— WHAT YOU HAVE TO DO —
Go through the material below and please tally the lines that hold the word "Nador"; the number alone is the answer.

— EXTRACTED ENTRIES —
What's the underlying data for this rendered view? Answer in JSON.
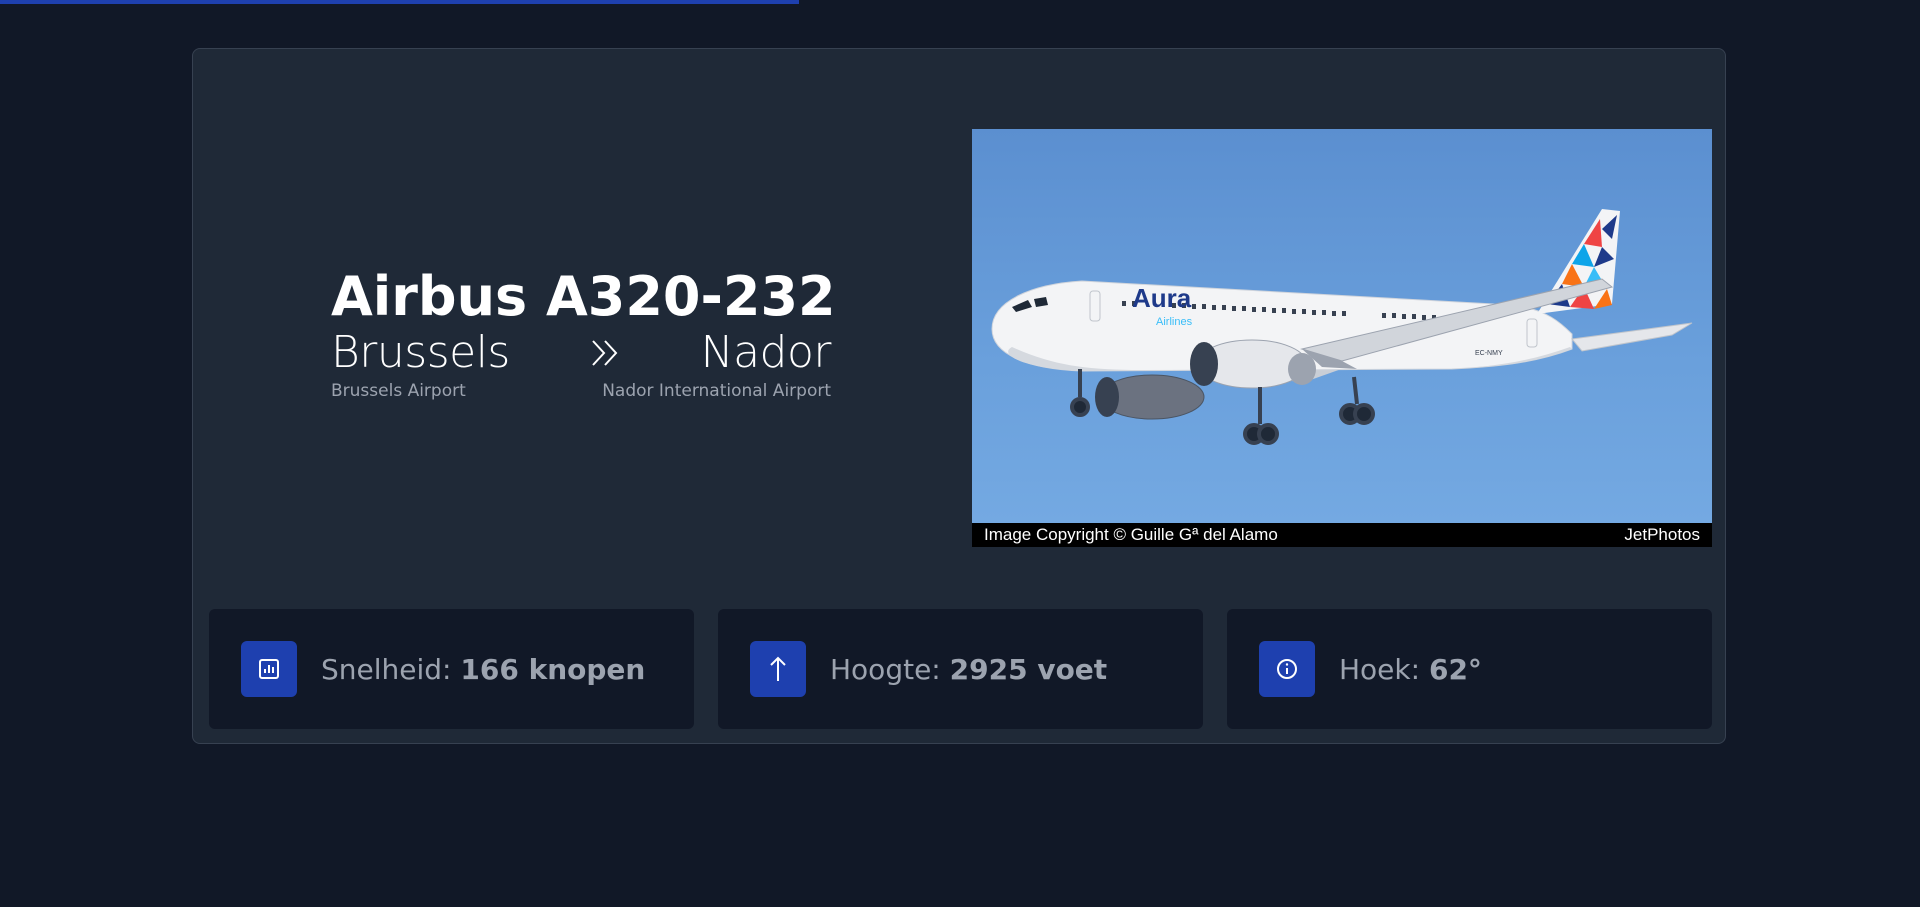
{
  "progress": {
    "fraction": 0.416,
    "color": "#1e40af"
  },
  "flight": {
    "aircraft": "Airbus A320-232",
    "origin_city": "Brussels",
    "destination_city": "Nador",
    "origin_airport": "Brussels Airport",
    "destination_airport": "Nador International Airport",
    "route_icon": "chevron-double-right-icon"
  },
  "photo": {
    "copyright": "Image Copyright © Guille Gª del Alamo",
    "source": "JetPhotos",
    "livery_text": "Aura",
    "livery_subtext": "Airlines",
    "registration": "EC-NMY"
  },
  "stats": [
    {
      "label": "Snelheid:",
      "value": "166 knopen",
      "icon": "bar-chart-icon"
    },
    {
      "label": "Hoogte:",
      "value": "2925 voet",
      "icon": "arrow-up-icon"
    },
    {
      "label": "Hoek:",
      "value": "62°",
      "icon": "info-icon"
    }
  ],
  "colors": {
    "background": "#111827",
    "card": "#1f2937",
    "accent": "#1e40af",
    "muted_text": "#9ca3af"
  }
}
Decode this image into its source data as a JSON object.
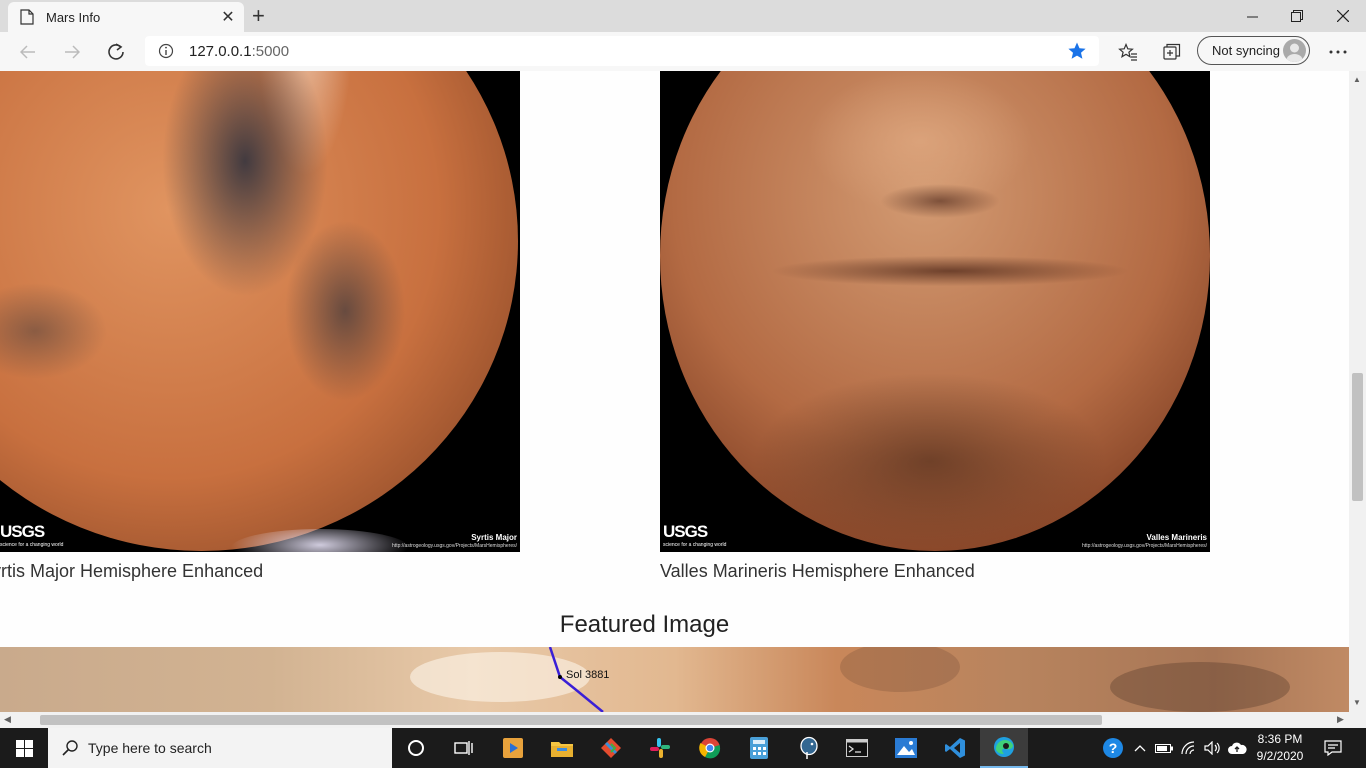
{
  "browser": {
    "tab_title": "Mars Info",
    "new_tab": "+",
    "url_host": "127.0.0.1",
    "url_port": ":5000",
    "profile_text": "Not syncing",
    "window_controls": [
      "minimize-icon",
      "restore-icon",
      "close-icon"
    ]
  },
  "page": {
    "hemispheres": [
      {
        "caption": "Syrtis Major Hemisphere Enhanced",
        "image_label": "Syrtis Major",
        "image_url_text": "http://astrogeology.usgs.gov/Projects/MarsHemispheres/",
        "logo_text": "USGS",
        "logo_tagline": "science for a changing world"
      },
      {
        "caption": "Valles Marineris Hemisphere Enhanced",
        "image_label": "Valles Marineris",
        "image_url_text": "http://astrogeology.usgs.gov/Projects/MarsHemispheres/",
        "logo_text": "USGS",
        "logo_tagline": "science for a changing world"
      }
    ],
    "featured_heading": "Featured Image",
    "featured_label": "Sol 3881"
  },
  "taskbar": {
    "search_placeholder": "Type here to search",
    "time": "8:36 PM",
    "date": "9/2/2020",
    "pinned_apps": [
      "cortana-icon",
      "task-view-icon",
      "media-player-icon",
      "file-explorer-icon",
      "git-icon",
      "slack-icon",
      "chrome-icon",
      "calculator-icon",
      "postgres-icon",
      "terminal-icon",
      "photos-icon",
      "vscode-icon",
      "edge-icon"
    ]
  },
  "colors": {
    "accent_star": "#1a73e8",
    "taskbar_bg": "#1b1b1b",
    "active_underline": "#76b9ed"
  }
}
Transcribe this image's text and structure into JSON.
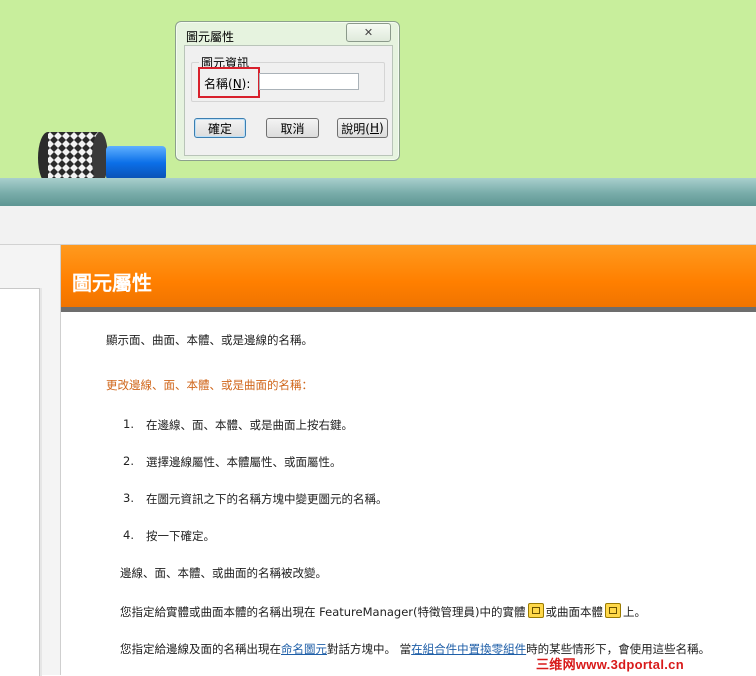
{
  "dialog": {
    "title": "圖元屬性",
    "group_label": "圖元資訊",
    "name_label_prefix": "名稱(",
    "name_label_key": "N",
    "name_label_suffix": "):",
    "name_value": "",
    "ok_label": "確定",
    "cancel_label": "取消",
    "help_prefix": "說明(",
    "help_key": "H",
    "help_suffix": ")"
  },
  "help": {
    "title": "圖元屬性",
    "intro": "顯示面、曲面、本體、或是邊線的名稱。",
    "section_heading": "更改邊線、面、本體、或是曲面的名稱：",
    "steps": [
      {
        "num": "1.",
        "text": "在邊線、面、本體、或是曲面上按右鍵。"
      },
      {
        "num": "2.",
        "text": "選擇邊線屬性、本體屬性、或面屬性。"
      },
      {
        "num": "3.",
        "text": "在圖元資訊之下的名稱方塊中變更圖元的名稱。"
      },
      {
        "num": "4.",
        "text": "按一下確定。"
      }
    ],
    "result": "邊線、面、本體、或曲面的名稱被改變。",
    "note1_a": "您指定給實體或曲面本體的名稱出現在 FeatureManager(特徵管理員)中的實體",
    "note1_b": "或曲面本體",
    "note1_c": "上。",
    "note2_a": "您指定給邊線及面的名稱出現在",
    "note2_link1": "命名圖元",
    "note2_b": "對話方塊中。 當",
    "note2_link2": "在組合件中置換零組件",
    "note2_c": "時的某些情形下，會使用這些名稱。"
  },
  "watermark": "三维网www.3dportal.cn",
  "colors": {
    "background_green": "#c8ee9c",
    "header_orange": "#ff7f00",
    "highlight_red": "#d8202c",
    "link_blue": "#1f5fa8"
  }
}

— ANSWER SPACE —
2